He sat out Boston’s practice Sunday after being given a ”maintenance day” by coach Bruce Cassidy. But Marchand showed no visible signs of discomfort and didn’t wear any braces on his hand as he met with reporters.

”I just told Butchy I wanted a day off. I’ve had enough of practicing,” Marchand said with a smile when asked about his status for Game 1 on Monday night. ”I’m good.”

Cassidy echoed Marchand’s assessment, saying ”he’ll be ready to go.”

Marchand tweaked his hand during the Bruins’ intrasquad scrimmage on Thursday when he bumped into Connor Clifton in front of the net.
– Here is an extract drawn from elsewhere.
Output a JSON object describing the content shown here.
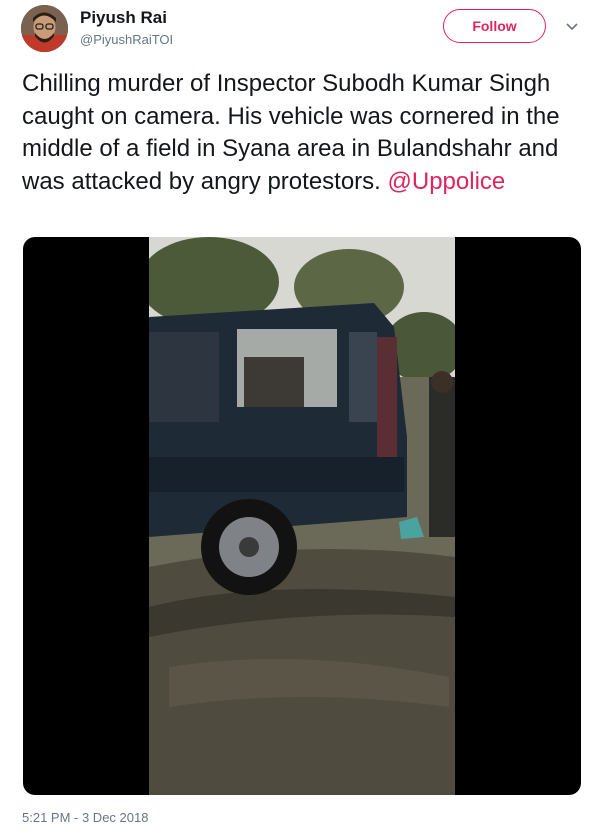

Sunday was the first practice Marchand’s missed since the Bruins beat the Carolina Hurricanes on May 16 to advance to the Cup Final.

Marchand is Boston’s leading scorer in the playoffs with 18 points (seven goals and 11 assists). He had 100 points (36 goals and 64 assists) during the regular season.

He says that bumps and bruises are simply part of the game at this time of the season and is nothing he is getting worked up about.

”There’s always things that come in. Guys get hurt in practice and stuff like that,” Marchand said. ”But I think we’re feeling pretty good in the room. Regardless, it doesn’t matter. You play with what you have and you play as healthy or unhealthy as you are this time of year. At the end of the day there’s no excuses. . They have guys that are banged up, too.”

This will be the third Stanley Cup Final for Marchand. He was 22 years old in 2011 and in his second NHL season when Boston beat the Vancouver Canucks in seven games to win the franchise’s sixth championship. But he said the Bruins’ 2013 Cup loss to the Chicago Blackhawks sticks with him more.

”It was devastating,” Marchand said. ”It still hurts to this day. I probably look back more on the loss and what I would do differently, than the win. You lose something like this, you’re a lot closer with the hurt. It never leaves you. Hopefully we don’t feel that again.”

More AP NHL: https://apnews.com/NHL and https://twitter.com/AP-Sports

Follow Kyle Hightower on Twitter at http://www.twitter.com/khightower